Tuesday, December 23, 2003
The Post-ABC poll suggests that Dean's recent surge has come disproportionately from Democrats who do not closely identify with their party. In mid-October, Dean claimed the support of one in six Democratic-leaning independents and an equal proportion of party rank and file. Today, he gets significantly more support from independent Democrats (35 percent) than he does from party faithful (26 percent).
The poll, as published, isn't as helpful as it might be--it doesn't explain with any precision, for example, what it means to be an "independent Democrat" or a member of the "party faithful."
Still, whatever you make of these terms, the poll's results do seem to demonstrate rather clearly that Dean's base of support is made up of more than rabid left-wingers and liberal misfits.
Memo to the folks at Dean HQ: Start thinking about some tangible, meaningful ways to reach out to independents and liberal Republicans. (How about a proposals for a substantial increase in the number of US troop deployments to Afghanistan, for starters?)
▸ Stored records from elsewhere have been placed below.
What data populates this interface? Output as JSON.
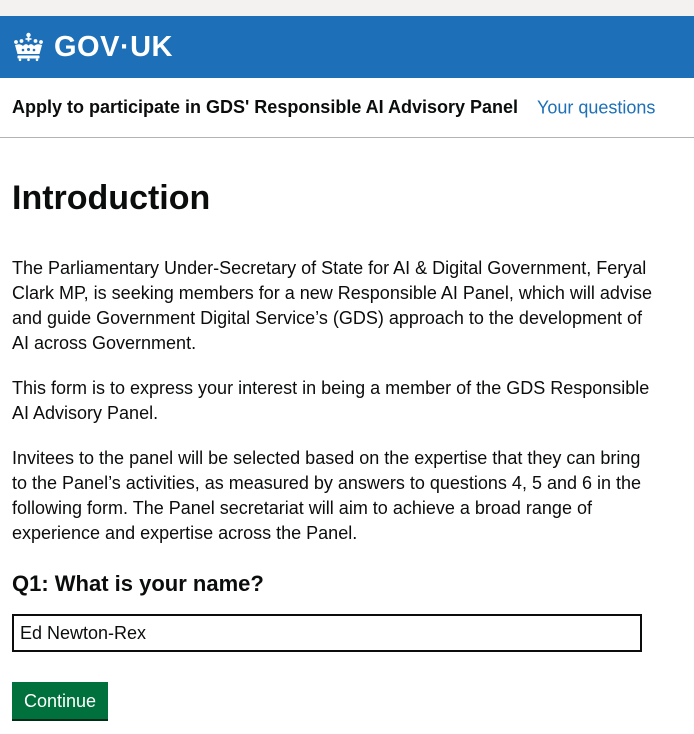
{
  "header": {
    "logo_text": "GOV·UK",
    "logo_icon": "crown-icon"
  },
  "service": {
    "name": "Apply to participate in GDS' Responsible AI Advisory Panel",
    "nav_link": "Your questions"
  },
  "main": {
    "title": "Introduction",
    "paragraphs": [
      "The Parliamentary Under-Secretary of State for AI & Digital Government, Feryal Clark MP, is seeking members for a new Responsible AI Panel, which will advise and guide Government Digital Service’s (GDS) approach to the development of AI across Government.",
      "This form is to express your interest in being a member of the GDS Responsible AI Advisory Panel.",
      "Invitees to the panel will be selected based on the expertise that they can bring to the Panel’s activities, as measured by answers to questions 4, 5 and 6 in the following form. The Panel secretariat will aim to achieve a broad range of experience and expertise across the Panel."
    ],
    "question": {
      "label": "Q1: What is your name?",
      "value": "Ed Newton-Rex"
    },
    "continue_label": "Continue"
  },
  "colors": {
    "header_blue": "#1d70b8",
    "link_blue": "#1d70b8",
    "button_green": "#00703c",
    "text": "#0b0c0c",
    "top_strip": "#f3f2f1"
  }
}
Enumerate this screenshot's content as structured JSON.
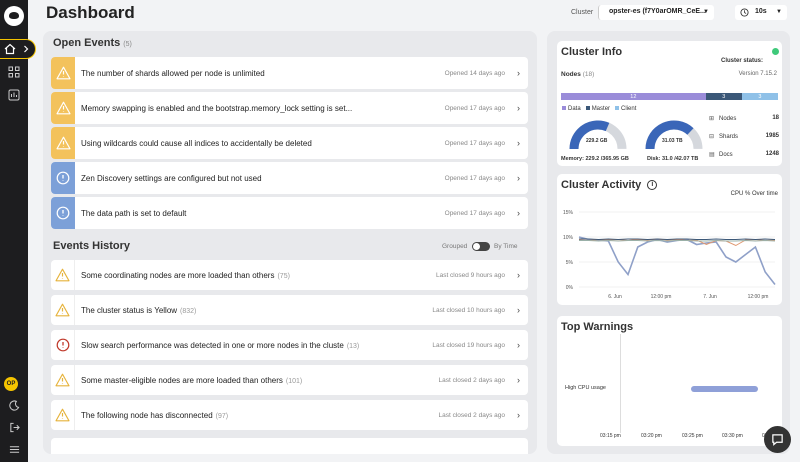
{
  "header": {
    "title": "Dashboard",
    "cluster_label": "Cluster",
    "cluster_value": "opster-es (f7Y0arOMR_CeE...",
    "refresh_value": "10s"
  },
  "sidebar": {
    "avatar_initials": "OP"
  },
  "open_events": {
    "title": "Open Events",
    "count": "(5)",
    "items": [
      {
        "message": "The number of shards allowed per node is unlimited",
        "time": "Opened 14 days ago",
        "severity": "warning"
      },
      {
        "message": "Memory swapping is enabled and the bootstrap.memory_lock setting is set...",
        "time": "Opened 17 days ago",
        "severity": "warning"
      },
      {
        "message": "Using wildcards could cause all indices to accidentally be deleted",
        "time": "Opened 17 days ago",
        "severity": "warning"
      },
      {
        "message": "Zen Discovery settings are configured but not used",
        "time": "Opened 17 days ago",
        "severity": "info"
      },
      {
        "message": "The data path is set to default",
        "time": "Opened 17 days ago",
        "severity": "info"
      }
    ]
  },
  "events_history": {
    "title": "Events History",
    "grouped_label": "Grouped",
    "bytime_label": "By Time",
    "items": [
      {
        "message": "Some coordinating nodes are more loaded than others",
        "count": "(75)",
        "time": "Last closed 9 hours ago",
        "severity": "warning"
      },
      {
        "message": "The cluster status is Yellow",
        "count": "(832)",
        "time": "Last closed 10 hours ago",
        "severity": "warning"
      },
      {
        "message": "Slow search performance was detected in one or more nodes in the cluste",
        "count": "(13)",
        "time": "Last closed 19 hours ago",
        "severity": "error"
      },
      {
        "message": "Some master-eligible nodes are more loaded than others",
        "count": "(101)",
        "time": "Last closed 2 days ago",
        "severity": "warning"
      },
      {
        "message": "The following node has disconnected",
        "count": "(97)",
        "time": "Last closed 2 days ago",
        "severity": "warning"
      }
    ]
  },
  "cluster_info": {
    "title": "Cluster Info",
    "status_label": "Cluster status:",
    "status_color": "#3fc97a",
    "nodes_label": "Nodes",
    "nodes_count": "(18)",
    "version": "Version 7.15.2",
    "bar": [
      {
        "label": "12",
        "value": 12,
        "color": "#9a8cd9"
      },
      {
        "label": "3",
        "value": 3,
        "color": "#3b5878"
      },
      {
        "label": "3",
        "value": 3,
        "color": "#8fc1e8"
      }
    ],
    "legend": [
      {
        "label": "Data",
        "color": "#9a8cd9"
      },
      {
        "label": "Master",
        "color": "#3b5878"
      },
      {
        "label": "Client",
        "color": "#8fc1e8"
      }
    ],
    "memory_gauge": {
      "label": "229.2 GB",
      "fraction": 0.63
    },
    "disk_gauge": {
      "label": "31.03 TB",
      "fraction": 0.74
    },
    "memory_text": "Memory: 229.2 /365.95 GB",
    "disk_text": "Disk: 31.0 /42.07 TB",
    "stats": [
      {
        "label": "Nodes",
        "value": "18"
      },
      {
        "label": "Shards",
        "value": "1985"
      },
      {
        "label": "Docs",
        "value": "1248"
      }
    ]
  },
  "cluster_activity": {
    "title": "Cluster Activity",
    "subtitle": "CPU % Over time"
  },
  "chart_data": {
    "type": "line",
    "title": "Cluster Activity",
    "subtitle": "CPU % Over time",
    "x": [
      "6. Jun",
      "12:00 pm",
      "7. Jun",
      "12:00 pm"
    ],
    "ylim": [
      0,
      15
    ],
    "yticks": [
      "0%",
      "5%",
      "10%",
      "15%"
    ],
    "series": [
      {
        "color": "#8fa0c8",
        "values": [
          10,
          9.5,
          9.4,
          9.2,
          5,
          2.5,
          8,
          9,
          9.5,
          9,
          9.3,
          9.5,
          8.5,
          8.8,
          9,
          6,
          5,
          6.5,
          8,
          3,
          0.5
        ]
      },
      {
        "color": "#e09870",
        "values": [
          9.4,
          9.3,
          9.5,
          9.4,
          9.5,
          9.3,
          9.5,
          9.4,
          9.6,
          9.4,
          9.5,
          9.3,
          9.4,
          8.5,
          9.3,
          9.2,
          8.3,
          9.4,
          9.5,
          9.3,
          9.4
        ]
      },
      {
        "color": "#3b5878",
        "values": [
          9.6,
          9.6,
          9.5,
          9.6,
          9.5,
          9.6,
          9.6,
          9.5,
          9.6,
          9.5,
          9.6,
          9.6,
          9.5,
          9.5,
          9.6,
          9.5,
          9.5,
          9.6,
          9.5,
          9.6,
          9.5
        ]
      },
      {
        "color": "#9ab0a8",
        "values": [
          9.3,
          9.3,
          9.2,
          9.3,
          9.2,
          9.3,
          9.3,
          9.2,
          9.3,
          9.2,
          9.3,
          9.3,
          9.2,
          9.2,
          9.3,
          9.2,
          9.2,
          9.3,
          9.2,
          9.3,
          9.2
        ]
      }
    ]
  },
  "top_warnings": {
    "title": "Top Warnings",
    "row_label": "High CPU usage",
    "bar_color": "#8fa0d8",
    "times": [
      "03:15 pm",
      "03:20 pm",
      "03:25 pm",
      "03:30 pm",
      "03:35 pm"
    ]
  }
}
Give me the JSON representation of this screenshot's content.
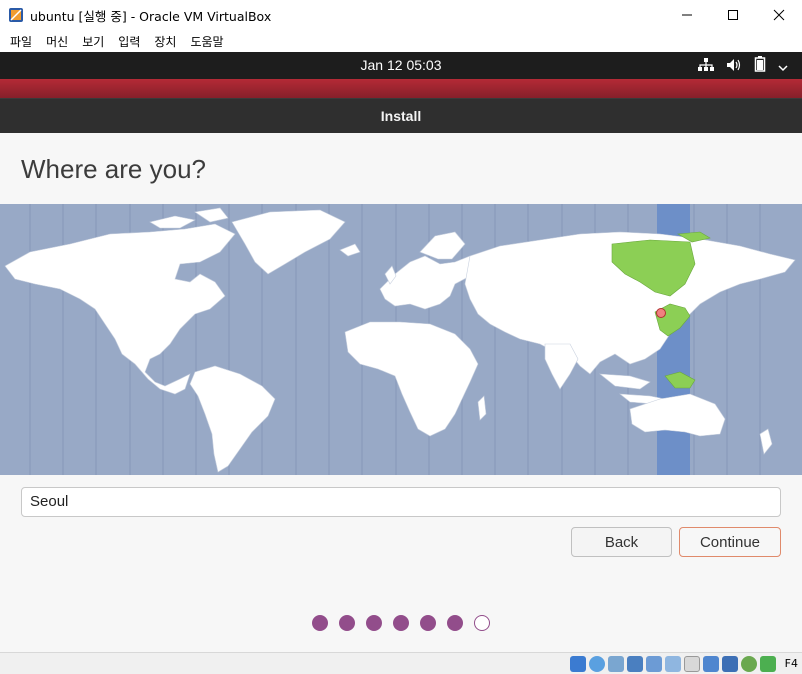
{
  "window": {
    "title": "ubuntu [실행 중] - Oracle VM VirtualBox",
    "controls": {
      "minimize": "─",
      "maximize": "☐",
      "close": "✕"
    }
  },
  "menu": [
    "파일",
    "머신",
    "보기",
    "입력",
    "장치",
    "도움말"
  ],
  "gnome": {
    "clock": "Jan 12  05:03",
    "tray_icons": [
      "network-icon",
      "volume-icon",
      "battery-icon",
      "system-menu-icon"
    ]
  },
  "installer": {
    "header_title": "Install",
    "heading": "Where are you?",
    "location_value": "Seoul",
    "back_label": "Back",
    "continue_label": "Continue",
    "progress": {
      "total_steps": 7,
      "current_step": 7
    }
  },
  "statusbar": {
    "host_key": "F4",
    "icons": [
      "hard-disk-icon",
      "optical-drive-icon",
      "audio-icon",
      "network-adapter-icon",
      "usb-icon",
      "shared-folder-icon",
      "display-icon",
      "recording-icon",
      "cpu-icon",
      "mouse-integration-icon",
      "arrow-icon"
    ]
  },
  "colors": {
    "accent_purple": "#924d8b",
    "continue_border": "#e08a6b",
    "ubuntu_red": "#a8243a",
    "map_ocean": "#98a9c6",
    "map_land": "#ffffff",
    "selected_zone": "#8ccf55",
    "timezone_band": "#6d8fc8"
  }
}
And do the reaching out sooner rather than later. Once the nomination is sealed up, it'll look an awful lot like pandering.